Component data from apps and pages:
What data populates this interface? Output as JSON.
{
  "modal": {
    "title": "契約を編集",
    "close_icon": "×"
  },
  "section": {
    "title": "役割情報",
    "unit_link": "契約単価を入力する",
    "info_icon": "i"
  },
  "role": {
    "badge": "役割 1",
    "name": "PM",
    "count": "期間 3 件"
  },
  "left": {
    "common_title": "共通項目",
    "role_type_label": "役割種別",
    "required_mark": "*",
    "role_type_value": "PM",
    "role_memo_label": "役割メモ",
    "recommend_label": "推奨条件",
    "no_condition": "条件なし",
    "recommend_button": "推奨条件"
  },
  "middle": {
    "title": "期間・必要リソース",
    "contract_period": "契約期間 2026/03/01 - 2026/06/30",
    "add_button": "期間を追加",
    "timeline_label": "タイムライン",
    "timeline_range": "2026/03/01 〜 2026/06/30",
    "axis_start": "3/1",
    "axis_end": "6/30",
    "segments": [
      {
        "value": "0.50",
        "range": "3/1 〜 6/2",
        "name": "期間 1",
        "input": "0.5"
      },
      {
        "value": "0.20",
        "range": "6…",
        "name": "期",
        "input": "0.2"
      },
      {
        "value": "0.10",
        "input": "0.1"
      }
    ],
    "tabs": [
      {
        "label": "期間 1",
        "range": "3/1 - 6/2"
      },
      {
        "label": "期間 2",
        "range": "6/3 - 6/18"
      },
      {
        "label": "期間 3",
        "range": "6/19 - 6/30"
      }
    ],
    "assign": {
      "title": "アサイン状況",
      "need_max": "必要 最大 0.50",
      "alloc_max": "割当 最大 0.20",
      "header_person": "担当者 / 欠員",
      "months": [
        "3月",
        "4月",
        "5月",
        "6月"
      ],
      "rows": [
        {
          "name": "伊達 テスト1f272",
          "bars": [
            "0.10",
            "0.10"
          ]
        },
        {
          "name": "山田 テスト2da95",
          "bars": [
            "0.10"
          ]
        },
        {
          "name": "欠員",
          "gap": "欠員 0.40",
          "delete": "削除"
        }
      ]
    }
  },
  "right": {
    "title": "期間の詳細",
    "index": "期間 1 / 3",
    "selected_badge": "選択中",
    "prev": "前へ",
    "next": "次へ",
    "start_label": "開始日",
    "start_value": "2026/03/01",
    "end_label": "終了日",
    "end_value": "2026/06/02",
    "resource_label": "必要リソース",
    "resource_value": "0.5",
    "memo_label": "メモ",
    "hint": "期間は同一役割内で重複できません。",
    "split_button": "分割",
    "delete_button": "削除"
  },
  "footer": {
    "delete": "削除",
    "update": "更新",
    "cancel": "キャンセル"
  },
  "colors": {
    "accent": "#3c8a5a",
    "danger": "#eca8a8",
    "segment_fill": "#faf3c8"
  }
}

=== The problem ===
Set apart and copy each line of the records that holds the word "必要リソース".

=== Task response ===
    "title": "期間・必要リソース",
    "resource_label": "必要リソース",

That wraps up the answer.